Lead employees by example. Walk the talk. Make sure your support for DEI extends beyond your words to your actions. Companies often misstep here. They may say they’re open to diverse thought but shoot down ideas that don’t line up with management’s thinking; or they may tell a diverse team it’s empowered to achieve a certain goal but then shift direction when the approach isn’t what management thought it would be. Employees will see through a stated commitment to DEI that doesn’t result in changed processes and behaviors. To successfully integrate DEI into the fabric of your company, leadership actions need to demonstrate a true, ongoing and visible commitment.
Implementing diversity, equity and inclusion in your workplace may not initially feel like second nature.

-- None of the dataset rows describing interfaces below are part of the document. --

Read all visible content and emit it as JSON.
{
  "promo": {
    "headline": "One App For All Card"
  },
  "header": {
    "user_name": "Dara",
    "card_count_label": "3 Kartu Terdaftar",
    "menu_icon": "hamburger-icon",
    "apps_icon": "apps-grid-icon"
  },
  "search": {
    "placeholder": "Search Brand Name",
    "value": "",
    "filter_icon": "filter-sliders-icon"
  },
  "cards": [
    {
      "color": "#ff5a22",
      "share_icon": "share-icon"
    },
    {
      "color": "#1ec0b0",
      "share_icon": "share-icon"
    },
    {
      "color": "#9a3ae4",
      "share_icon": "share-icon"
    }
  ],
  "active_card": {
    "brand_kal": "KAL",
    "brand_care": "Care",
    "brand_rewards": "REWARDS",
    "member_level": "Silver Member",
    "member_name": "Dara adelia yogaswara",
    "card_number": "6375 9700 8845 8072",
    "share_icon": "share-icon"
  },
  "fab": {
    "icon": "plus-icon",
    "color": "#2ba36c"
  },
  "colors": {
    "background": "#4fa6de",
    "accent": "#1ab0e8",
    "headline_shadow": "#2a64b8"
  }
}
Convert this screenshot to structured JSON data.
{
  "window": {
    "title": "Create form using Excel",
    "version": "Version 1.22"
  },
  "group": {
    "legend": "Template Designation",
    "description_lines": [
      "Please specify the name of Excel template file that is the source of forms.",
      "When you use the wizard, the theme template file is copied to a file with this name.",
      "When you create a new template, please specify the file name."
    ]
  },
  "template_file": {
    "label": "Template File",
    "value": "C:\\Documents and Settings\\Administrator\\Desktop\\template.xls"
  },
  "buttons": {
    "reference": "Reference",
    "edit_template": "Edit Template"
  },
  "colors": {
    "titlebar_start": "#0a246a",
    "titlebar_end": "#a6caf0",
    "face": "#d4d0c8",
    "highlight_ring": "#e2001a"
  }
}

But Summers reminds business leaders that the benefits of DEI outweigh the challenges of the change effort. Staying consistent and moving forward with DEI initiatives will pay off in an improved culture, more creative and innovative problem solving, a better bottom line and happier employees.